I recently interviewed someone in the data/application integration space recently and asked for that person’s opinion on open data.
He didn’t know what it was or, at least, he didn’t know off the top of his head during an interview that was actually about something totally different.https://o1.qnsr.com/log/p.gif?;n=203;c=204663295;s=11915;x=7936;f=201904081034270;u=j;z=TIMESTAMP;a=20410779;e=i
So, at best, open data is not something we immediately recognize, even though it offers serious business potential. Basically, open data is any set of data that’s open for you to use, without concerns about copyright and all that legal stuff. Generally, it’s data collected by a government agency, but it doesn’t have to be: There are international agencies that offer open datasets as well, and you are certainly free to release your own datasets.
Much of this information is just sitting there, waiting for someone to make smart and, governments hope, profitable use of it.
And yet, many people don’t know about it. Part of that is because the datasets are actually fairly limited so far and not always “business-ready.”
But the data is free. And some of this data is actually very valuable. In fact, entrepreneurs are already turning some datasets into a business model. Innovators like Google and Zillow have put open datasets to use to enhance existing services or create new ones.
To help you get started with open data, I’ve put together a list of seven great open data resources.
The Open Data Field Guide. This is an amazing eight-chapter virtual book that covers everything from explaining what open data is to developing an open data policy and launching your first project. It was created by Socrata, a company that specializes in social media and open data, so there are lots of prompts to contact someone from Socrata. However, the information is solid. The book includes both text and video, and plenty of links to open data resources and samples.
The Open Data Institute. This is a non-profit group founded by Sir Tim Berners-Lee and Professor Nigel Shadbolt, and it’s secured £10 million over five years from the UK government, plus $750,000 from Omidyar Network. Part of the ODI’s mission is to provide help and funding for start-ups, but the website is a great resource for all things open data, even if you’re not in the UK. It includes news, upcoming events, training resources, consultants and case studies.
Alpha.data.gov. This prototype was developed at the behest of the White House, which was disappointed with how many people didn’t know about the federal government’s open data efforts. It highlights the best use cases for open data projects, including a number that involve innovative new businesses or services. It’s organized around seven areas: Commerce, Health, Education, Energy, Global Development, Finance and Safety. It was created by a team of presidential innovation fellows; you can learn more about the team’s other projects at GitHub.
Data.gov and data.gov/consumer. Now that you know what can be done with open data, and a little bit about how to use it, how do you get started? Check out Data.gov and data.gov/consumer, both of which are federal sites. Data.gov includes links to federal open datasets, including 373,029 raw and geospatial datasets, but it also offers links to citizen-developed data tools, mobile apps and even allows you to submit suggestions for datasets. If you clink on the Semantic Web link on the bottom of the page, you can even submit requests for government data that should be made available by APIs. Data.gov/consumer is obviously more consumer-focused, and includes information about Smart Disclosure initiatives, which basically focus on providing people with easy access to consumer awareness information, including data about food and safety, the Energy Star program, insurance, population, housing and so on. If you’re in the UK, check out the open data portal, Data.gov.uk/linked-data.

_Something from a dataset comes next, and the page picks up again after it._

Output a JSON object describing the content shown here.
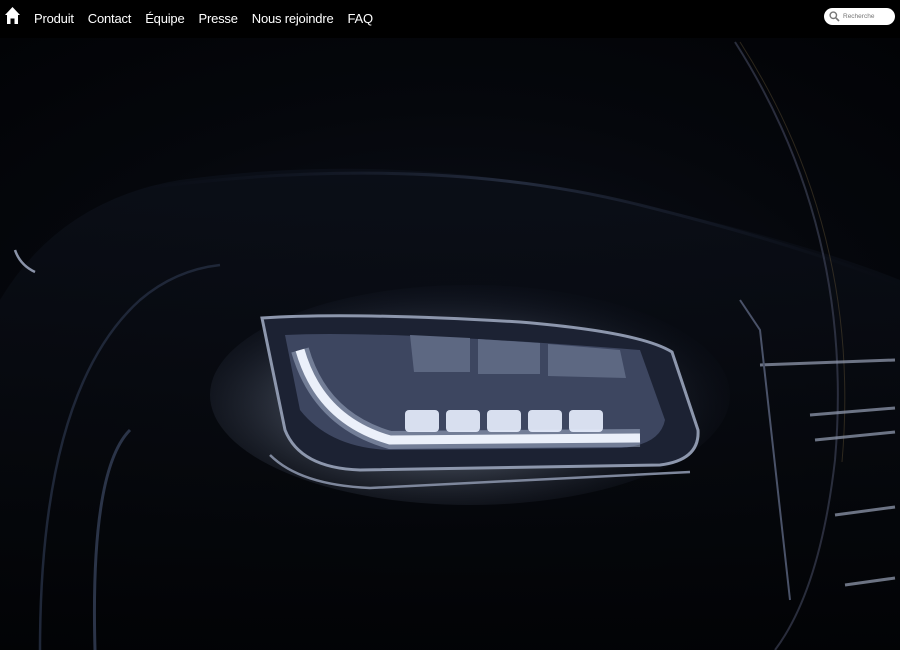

Alex Howard’s series on O’Reilly Radar. I discussed this series in yesterday’s blog post on the potential of open data, but it’s worth sharing again. Howard is exploring the “Open Data economy,” and he’s covered many of the issues around open data, including how government agencies can achieve an ROI, the business value of open data, and interviews with open data analysts and experts.
Capgemini Consulting’s The Open Data Economy report. This free paper offers research on the economic impact of open data in countries that created open data portals. It includes case studies, but it also includes an analysis of the benefits and costs of open data initiatives for the nations that have launched them. A good read if you’re in government or concerned about the open data as a public policy effort.
Twitter. This may seem obvious, but since open data is so seldom covered, Twitter is one of the best ways to quickly find news and resources. You can search using the hash tag, #opendata, but here are a few feeds to get you started:
• @ProjectOpenData. This is the feed for the presidential innovation fellows.
• Luke Fretwell, who writes for FedScoop, sometimes shares tweets about open data.
• Alex Howard, who is covering open data for O’Reilly Radar.
• @LoraineLawson. That’s me. No, I am not an open data expert, but I’ll be retweeting open data stories and will share any relevant new feeds or resources that I find.